This year the Idaho Department of Fish and Game's annual auction of seized items will be in Idaho Falls on Saturday, April 7.
The auction of found, forfeited, and seized items by Fish and Game is an annual happening-known to many simply as "The Fur Sale." Most of the auction items are furs and hides found, confiscated or seized by courts throughout the state during the past year.
To make it fair for all the residents of the state, Fish and Game moves the fur sale from region to region each year. This means that in the weeks leading up to the fur sale Fish and Game trucks will be shuttling loads of frozen hides, miscellaneous animal parts and assorted forfeited items to Idaho Falls.
"While some firearms have been seized by the court in certain regions of the state as part of Fish and Game cases, those firearms are being sold as part of the regular surplus property auction held in Boise each month," regional conservation officer John Hanson said.
But because firearms are considered valuable personal property, firearms used in the commission of a wildlife crime are not commonly seized, whereas fishing poles and traps often are.
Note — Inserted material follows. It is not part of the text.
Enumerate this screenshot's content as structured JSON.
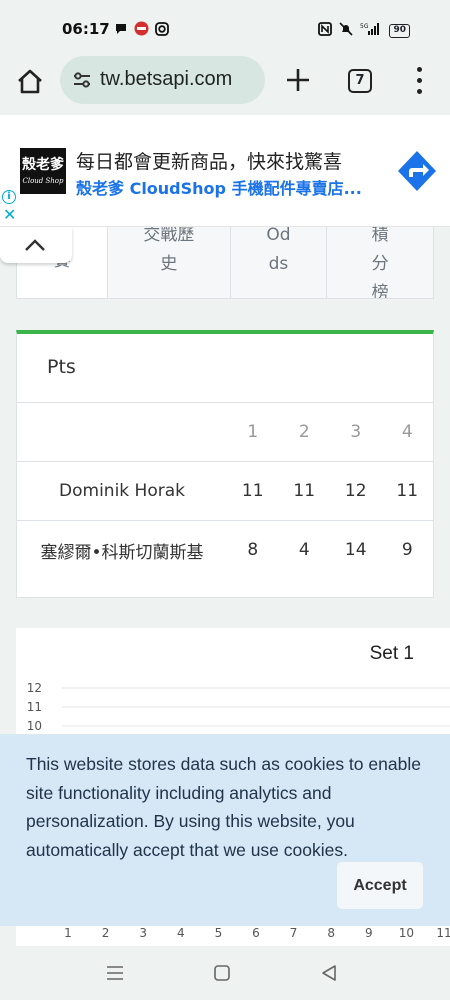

Bid lots are a real mixed bag, some are valuable taxidermy mounts, some are green hides, and others are downright road kill. Folks also have the opportunity to bid on bundles of fishing poles.
Bidders have a chance to preview all items. But because the background of many of the animals is unknown, none are sold with the intention that the meat be consumed.
Along with curious sportsmen, amateur and professional taxidermists show up to bid on animals. Sometimes unique items, such as bear cubs, come up for sale and are just what a taxidermist may be looking for to complete a bear family creation.
Folks interested in mountain man and other historical re-enactments come to see what bits and pieces of fauna might be for sale. Plenty of deer and elk antlers will be up for bid, some real trophies, others sub-standard or broken.
Among the wildlife items that won't be for sale are bighorn sheep horns that the department may have collected over the past year. State law forbids their sale.
Some items seized by courts or found by Fish and Game will never make it to the fur sale. State law provides the opportunity for educators within the department to pick some items for hunter education and conservation education programs. Because most of these items are in their raw condition, groups often donate the money to have a taxidermist mount the animals for classroom use.
The auction runs from 10 a.m. to noon, with doors opening at 8 a.m. to preview items, on April 7, at the Upper Snake Regional Office, 4279 Commerce Circle, Idaho Falls. The auction will be operated by Andersen Auction Service of Pocatello.
For information call John Hanson at 208-525-7290 or e-mail at firstname.lastname@example.org.